• Your assignment: Reproduce the data exactly, leaving nothing out.

(Component data from apps and pages)
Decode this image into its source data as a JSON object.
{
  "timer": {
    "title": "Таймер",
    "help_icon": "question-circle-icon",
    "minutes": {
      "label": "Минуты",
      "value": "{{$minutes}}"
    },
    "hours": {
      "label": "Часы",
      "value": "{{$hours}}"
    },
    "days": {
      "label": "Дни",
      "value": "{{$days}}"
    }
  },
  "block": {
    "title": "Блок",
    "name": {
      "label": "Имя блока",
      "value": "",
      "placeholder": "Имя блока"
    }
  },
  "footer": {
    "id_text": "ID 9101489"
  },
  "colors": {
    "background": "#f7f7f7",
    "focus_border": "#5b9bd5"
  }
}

• Task result:
Decode this image into its source data as a JSON object.
{
  "timer": {
    "title": "Таймер",
    "help_icon": "question-circle-icon",
    "minutes": {
      "label": "Минуты",
      "value": "{{$minutes}}"
    },
    "hours": {
      "label": "Часы",
      "value": "{{$hours}}"
    },
    "days": {
      "label": "Дни",
      "value": "{{$days}}"
    }
  },
  "block": {
    "title": "Блок",
    "name": {
      "label": "Имя блока",
      "value": "",
      "placeholder": "Имя блока"
    }
  },
  "footer": {
    "id_text": "ID 9101489"
  },
  "colors": {
    "background": "#f7f7f7",
    "focus_border": "#5b9bd5"
  }
}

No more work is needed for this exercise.